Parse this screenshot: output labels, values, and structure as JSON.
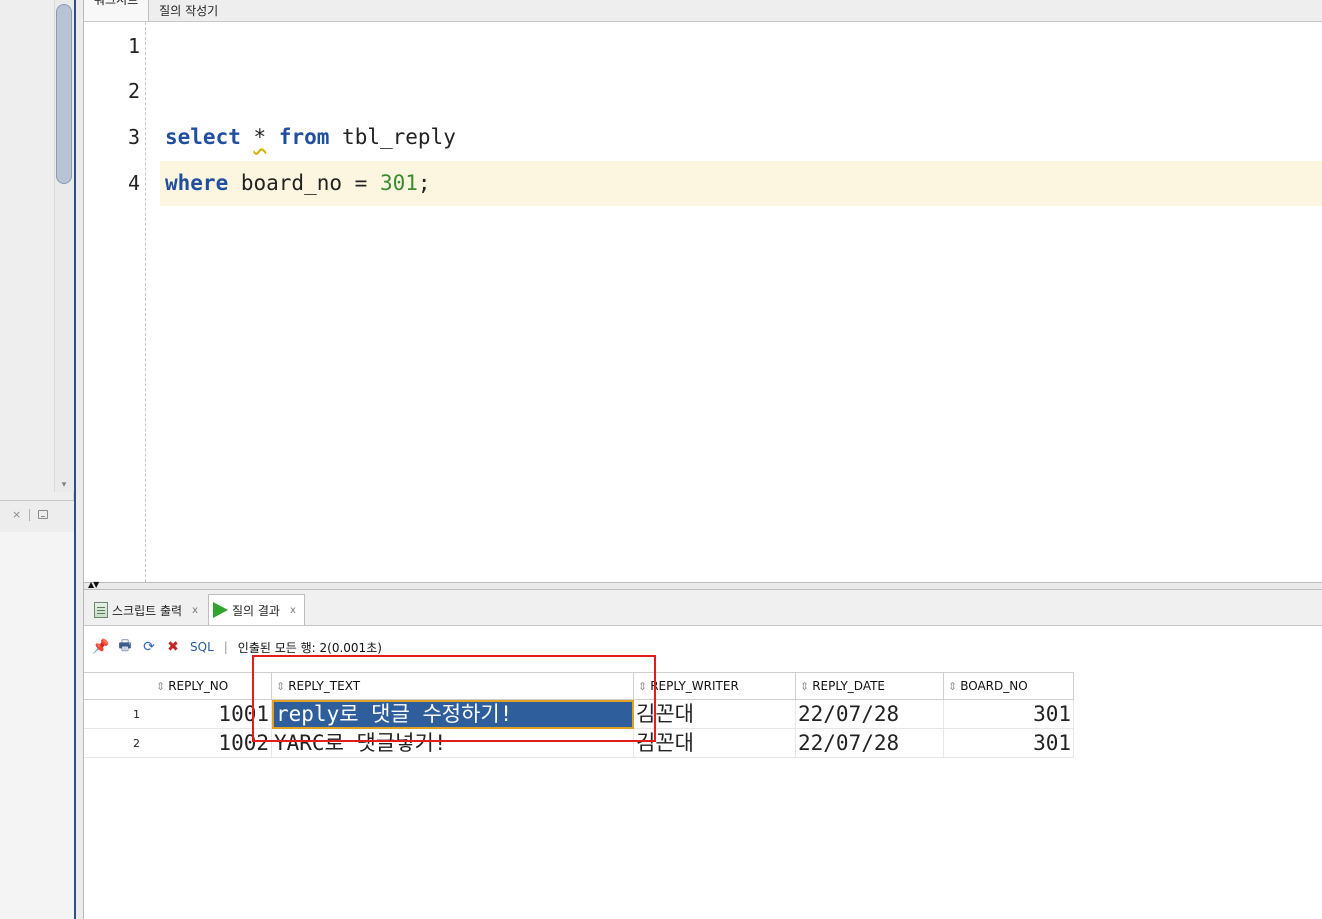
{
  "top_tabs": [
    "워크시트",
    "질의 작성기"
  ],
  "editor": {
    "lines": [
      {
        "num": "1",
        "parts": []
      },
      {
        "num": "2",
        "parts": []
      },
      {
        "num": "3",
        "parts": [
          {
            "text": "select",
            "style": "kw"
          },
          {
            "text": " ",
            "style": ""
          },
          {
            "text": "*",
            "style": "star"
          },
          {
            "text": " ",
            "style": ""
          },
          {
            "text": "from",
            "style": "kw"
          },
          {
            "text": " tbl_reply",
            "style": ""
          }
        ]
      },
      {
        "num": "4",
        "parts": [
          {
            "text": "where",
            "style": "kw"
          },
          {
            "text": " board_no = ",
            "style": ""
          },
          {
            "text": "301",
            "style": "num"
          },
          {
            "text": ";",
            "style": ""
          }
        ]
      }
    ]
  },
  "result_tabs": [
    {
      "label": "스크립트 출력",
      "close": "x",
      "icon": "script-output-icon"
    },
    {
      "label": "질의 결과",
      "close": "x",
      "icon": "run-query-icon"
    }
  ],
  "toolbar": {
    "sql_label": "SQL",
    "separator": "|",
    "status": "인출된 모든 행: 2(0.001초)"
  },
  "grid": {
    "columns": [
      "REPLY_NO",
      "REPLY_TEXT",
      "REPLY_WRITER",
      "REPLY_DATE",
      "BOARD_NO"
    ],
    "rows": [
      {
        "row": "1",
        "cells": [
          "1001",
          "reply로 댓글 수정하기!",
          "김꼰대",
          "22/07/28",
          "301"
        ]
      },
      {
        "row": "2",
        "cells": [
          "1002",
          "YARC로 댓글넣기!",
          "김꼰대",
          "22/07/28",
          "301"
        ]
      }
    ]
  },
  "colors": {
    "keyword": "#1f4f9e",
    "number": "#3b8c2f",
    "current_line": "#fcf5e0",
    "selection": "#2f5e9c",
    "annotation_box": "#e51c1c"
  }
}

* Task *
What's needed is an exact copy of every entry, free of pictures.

* Your response *
Parse this screenshot: output labels, values, and structure as JSON.
{
  "top_tabs": [
    "워크시트",
    "질의 작성기"
  ],
  "editor": {
    "lines": [
      {
        "num": "1",
        "parts": []
      },
      {
        "num": "2",
        "parts": []
      },
      {
        "num": "3",
        "parts": [
          {
            "text": "select",
            "style": "kw"
          },
          {
            "text": " ",
            "style": ""
          },
          {
            "text": "*",
            "style": "star"
          },
          {
            "text": " ",
            "style": ""
          },
          {
            "text": "from",
            "style": "kw"
          },
          {
            "text": " tbl_reply",
            "style": ""
          }
        ]
      },
      {
        "num": "4",
        "parts": [
          {
            "text": "where",
            "style": "kw"
          },
          {
            "text": " board_no = ",
            "style": ""
          },
          {
            "text": "301",
            "style": "num"
          },
          {
            "text": ";",
            "style": ""
          }
        ]
      }
    ]
  },
  "result_tabs": [
    {
      "label": "스크립트 출력",
      "close": "x",
      "icon": "script-output-icon"
    },
    {
      "label": "질의 결과",
      "close": "x",
      "icon": "run-query-icon"
    }
  ],
  "toolbar": {
    "sql_label": "SQL",
    "separator": "|",
    "status": "인출된 모든 행: 2(0.001초)"
  },
  "grid": {
    "columns": [
      "REPLY_NO",
      "REPLY_TEXT",
      "REPLY_WRITER",
      "REPLY_DATE",
      "BOARD_NO"
    ],
    "rows": [
      {
        "row": "1",
        "cells": [
          "1001",
          "reply로 댓글 수정하기!",
          "김꼰대",
          "22/07/28",
          "301"
        ]
      },
      {
        "row": "2",
        "cells": [
          "1002",
          "YARC로 댓글넣기!",
          "김꼰대",
          "22/07/28",
          "301"
        ]
      }
    ]
  },
  "colors": {
    "keyword": "#1f4f9e",
    "number": "#3b8c2f",
    "current_line": "#fcf5e0",
    "selection": "#2f5e9c",
    "annotation_box": "#e51c1c"
  }
}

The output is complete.